Buoyed by this, the young Canadians strung together some of their best phases of the game, and it wasn’t long before they shocked the hosts again, this time through a fantastic run from Peterborough native Thomas Chan for the team’s second five-pointer, with Giuseppe DuToit this time slotting the conversion to make it 44-12.

It was to prove the Canadians’ last score of the match, but they continued to show impressive defence to repel several Welsh attacks, before the home side again stepped up through the gears to add four second-half tries of their own to make it 70-12 at no side.

Speaking after the game, Coach Jim Delaney pointed to a number of positives to build on for the remainder of the tour, not least the team’s reaction to the first-half. “With the first-half score the boys were a little shell-shocked, but we left them to rise to the challenge and that’s exactly what they did. In the first 20 minutes of the second half, we scored two tries and could have scored two more. It’s good to see their development and it was great to see their response.”

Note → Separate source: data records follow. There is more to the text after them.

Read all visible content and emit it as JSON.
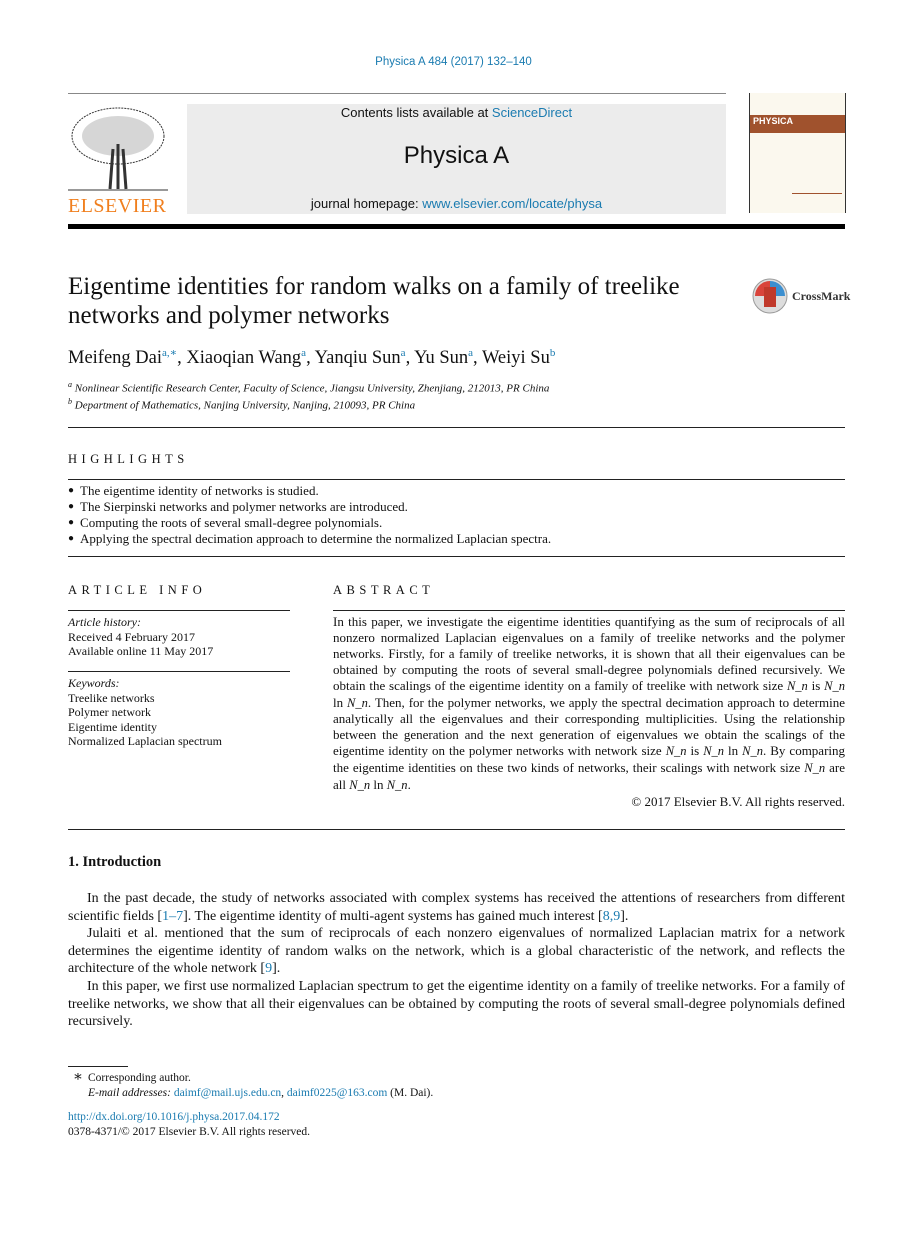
{
  "header": {
    "citation": "Physica A 484 (2017) 132–140",
    "contents_prefix": "Contents lists available at ",
    "contents_link": "ScienceDirect",
    "journal": "Physica A",
    "homepage_prefix": "journal homepage: ",
    "homepage_link": "www.elsevier.com/locate/physa",
    "publisher": "ELSEVIER",
    "cover_title": "PHYSICA"
  },
  "colors": {
    "link": "#1a7bb0",
    "elsevier_orange": "#f07f1e",
    "banner_bg": "#ececec"
  },
  "title": "Eigentime identities for random walks on a family of treelike networks and polymer networks",
  "crossmark": "CrossMark",
  "authors": [
    {
      "name": "Meifeng Dai",
      "sup": "a,∗"
    },
    {
      "name": "Xiaoqian Wang",
      "sup": "a"
    },
    {
      "name": "Yanqiu Sun",
      "sup": "a"
    },
    {
      "name": "Yu Sun",
      "sup": "a"
    },
    {
      "name": "Weiyi Su",
      "sup": "b"
    }
  ],
  "affiliations": [
    {
      "sup": "a",
      "text": "Nonlinear Scientific Research Center, Faculty of Science, Jiangsu University, Zhenjiang, 212013, PR China"
    },
    {
      "sup": "b",
      "text": "Department of Mathematics, Nanjing University, Nanjing, 210093, PR China"
    }
  ],
  "highlights": {
    "heading": "HIGHLIGHTS",
    "items": [
      "The eigentime identity of networks is studied.",
      "The Sierpinski networks and polymer networks are introduced.",
      "Computing the roots of several small-degree polynomials.",
      "Applying the spectral decimation approach to determine the normalized Laplacian spectra."
    ]
  },
  "article_info": {
    "heading": "ARTICLE INFO",
    "history_label": "Article history:",
    "received": "Received 4 February 2017",
    "online": "Available online 11 May 2017",
    "keywords_label": "Keywords:",
    "keywords": [
      "Treelike networks",
      "Polymer network",
      "Eigentime identity",
      "Normalized Laplacian spectrum"
    ]
  },
  "abstract": {
    "heading": "ABSTRACT",
    "segments": [
      {
        "t": "In this paper, we investigate the eigentime identities quantifying as the sum of reciprocals of all nonzero normalized Laplacian eigenvalues on a family of treelike networks and the polymer networks. Firstly, for a family of treelike networks, it is shown that all their eigenvalues can be obtained by computing the roots of several small-degree polynomials defined recursively. We obtain the scalings of the eigentime identity on a family of treelike with network size "
      },
      {
        "m": "N_n"
      },
      {
        "t": " is "
      },
      {
        "m": "N_n"
      },
      {
        "t": " ln "
      },
      {
        "m": "N_n"
      },
      {
        "t": ". Then, for the polymer networks, we apply the spectral decimation approach to determine analytically all the eigenvalues and their corresponding multiplicities. Using the relationship between the generation and the next generation of eigenvalues we obtain the scalings of the eigentime identity on the polymer networks with network size "
      },
      {
        "m": "N_n"
      },
      {
        "t": " is "
      },
      {
        "m": "N_n"
      },
      {
        "t": " ln "
      },
      {
        "m": "N_n"
      },
      {
        "t": ". By comparing the eigentime identities on these two kinds of networks, their scalings with network size "
      },
      {
        "m": "N_n"
      },
      {
        "t": " are all "
      },
      {
        "m": "N_n"
      },
      {
        "t": " ln "
      },
      {
        "m": "N_n"
      },
      {
        "t": "."
      }
    ],
    "copyright": "© 2017 Elsevier B.V. All rights reserved."
  },
  "introduction": {
    "heading": "1.  Introduction",
    "paragraphs": [
      [
        {
          "t": "In the past decade, the study of networks associated with complex systems has received the attentions of researchers from different scientific fields ["
        },
        {
          "l": "1–7"
        },
        {
          "t": "]. The eigentime identity of multi-agent systems has gained much interest ["
        },
        {
          "l": "8,9"
        },
        {
          "t": "]."
        }
      ],
      [
        {
          "t": "Julaiti et al. mentioned that the sum of reciprocals of each nonzero eigenvalues of normalized Laplacian matrix for a network determines the eigentime identity of random walks on the network, which is a global characteristic of the network, and reflects the architecture of the whole network ["
        },
        {
          "l": "9"
        },
        {
          "t": "]."
        }
      ],
      [
        {
          "t": "In this paper, we first use normalized Laplacian spectrum to get the eigentime identity on a family of treelike networks. For a family of treelike networks, we show that all their eigenvalues can be obtained by computing the roots of several small-degree polynomials defined recursively."
        }
      ]
    ]
  },
  "footnotes": {
    "star": "∗",
    "corresponding": "Corresponding author.",
    "email_label": "E-mail addresses: ",
    "email1": "daimf@mail.ujs.edu.cn",
    "email2": "daimf0225@163.com",
    "email_suffix": " (M. Dai).",
    "doi": "http://dx.doi.org/10.1016/j.physa.2017.04.172",
    "issn": "0378-4371/© 2017 Elsevier B.V. All rights reserved."
  }
}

Asked what had prompted the turnaround at the break, Delaney singled out the breakdown. “In the first-half, we were exposed in contact, we weren’t executing what we’d been practising. But once we started putting what the boys had learnt into practice, we were able to put Wales under pressure and prove that when we use those skills we can compete.

Delaney praised the speed and agility of the Welsh team, which he said was another step up in calibre from the Gloucester side Canada faced in the first game on tour and said that despite the scoreline, the team has a lot to be proud of. “We can be pretty happy with most of what happened once we talked at half-time and how we then challenged the Welsh. Adjustment to problem areas and issues is one of the things we as coaches are really looking for, and the second-half tonight was for me a success.”

Another plus was physicality, with Wales Assistant coach Euros Evans saying before the game that the Welsh were looking forward to playing Canada, in particular due to the physical challenge the Welsh believed they would provide, and according to Delaney, the Welsh coaches had confirmed it had been a real test for their side.

Both sides will now finalize their preparations for the RFU’s Wellington Festival, which kicks-off for Canada with a match against Belgium U17 on Sunday, April 8. “We’ll bounce back from this result and do very well,” Delaney said. “We’ve had two games now at this level, and the players are learning to react to things in front of them at this pace. The game is now slowing down for them as they grow accustomed to playing at this speed.

“Offensively we’re very confident, but defensively we lose shape after a couple of phases. We know we can eliminate this and better keep hold of the ball if we transfer what we learn in practice to game situations,” Delaney said.

The coach also revealed that the side is looking forward to welcoming back players who missed the Wales game with bumps and bruises, but said that the team could be without influential captain Oliver Nott, who left the field with a foot injury.